  • Giles Cuthbert
  • 28 May 2019
  • Blog | Professionalism and Ethics | Blog

In my last blog, I spoke about responsibility lying at the heart of ethics. To be responsible, we must be aware of any given situation we find ourselves in, understand it fully, and have sufficient control to allow us to shape outcomes.  As I discussed, apply those ideas to banking in a tech and data-driven age and some interesting questions arise.  Do bankers have sufficient control? Can we reasonably blame bankers when things go wrong in such complex environments? Are the concepts of ethics and responsibility incompatible with modern-day banking?

Customers, of course, rightly expect their bankers to behave ethically, to take responsibility and to be accountable.  In short, they expect bankers to be professional.  The last decade has shown the impact of unprofessional and unethical practice and underlined the role of banking in the global economy and in local communities.    

As Managing Director of the Chartered Banker Institute, with specific responsibility for the development of professional learning, it’s my role to support the creation of learning that enables bankers to act ethically – and to understand and embrace responsibility.  The Institute recently launched the Certificate in Professionalism and Ethics which is designed to develop bankers’ understanding of professionalism and ethics and the implications for both in a digital age.

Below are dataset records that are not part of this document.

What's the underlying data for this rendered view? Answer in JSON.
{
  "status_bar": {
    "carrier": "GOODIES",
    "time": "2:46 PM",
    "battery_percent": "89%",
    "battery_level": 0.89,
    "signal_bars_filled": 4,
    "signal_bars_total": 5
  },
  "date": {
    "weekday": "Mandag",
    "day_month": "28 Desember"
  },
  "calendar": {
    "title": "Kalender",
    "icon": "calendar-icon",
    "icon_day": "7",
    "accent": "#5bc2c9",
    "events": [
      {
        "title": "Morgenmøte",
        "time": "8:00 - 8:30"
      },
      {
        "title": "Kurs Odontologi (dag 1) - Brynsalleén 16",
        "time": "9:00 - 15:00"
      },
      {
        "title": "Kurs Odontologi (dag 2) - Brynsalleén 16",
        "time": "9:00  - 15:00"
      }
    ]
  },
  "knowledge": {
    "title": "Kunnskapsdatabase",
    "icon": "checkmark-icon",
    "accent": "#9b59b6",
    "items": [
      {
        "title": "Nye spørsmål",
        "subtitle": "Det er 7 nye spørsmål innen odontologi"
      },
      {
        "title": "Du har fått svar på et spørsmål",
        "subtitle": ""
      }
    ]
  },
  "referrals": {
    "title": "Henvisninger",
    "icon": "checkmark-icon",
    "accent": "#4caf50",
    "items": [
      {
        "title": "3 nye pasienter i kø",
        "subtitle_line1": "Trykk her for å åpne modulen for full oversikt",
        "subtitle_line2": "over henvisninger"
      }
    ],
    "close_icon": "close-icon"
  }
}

One of the core roles of the Institute, as the professional membership body for bankers in the UK and globally, is to help create an environment where bankers develop their critical thinking skills.  This includes how ethical behaviour is encouraged and embedded via codes of conduct, regulation and leadership.  It also means exploring ethical demands and dilemmas, especially those posed by current trends such as digital innovation and environmental pressures. The Institute is one of only a few bodies to bring together ethics and digital banking – we see it as our role to inform and frame the debate around these complex areas.

The Certificate in Professionalism and Ethics is one way in which we are informing the debate.  Those completing the Certificate will be challenged to:

  • critically reflect on the moral considerations that apply to bankers which derive from the nature of bank products and services, and the ways in which professionalising banking could help ensure those responsibilities are fulfilled
  • differentiate between a range of theories and approaches to ethical thinking and assess the extent to which these could help resolve ethical dilemmas and ethical arguments
  • examine the impact on banks, their customers, and their employees, of a range of legislation and regulation on current banking practice and the extent to which it is designed to rebuild trust and confidence in banks
  • differentiate between several views on the responsibilities of a business, and assess key ethical issues and challenges facing the banking sector
  • critically assess a range of theories relating to the ethics of leadership and corporate governance in banking
  • critically evaluate, from an ethical perspective, the impact, and potential impact, of environmental factors and technological developments on current and future banking practice.

I’d argue that bankers who think about issues such as these - and who understand the theories which underpin ethics and responsibility - are in a far better position to navigate modern banking successfully and professionally.  I believe ethics and responsibility are compatible with banking; indeed, they define how the service should be delivered.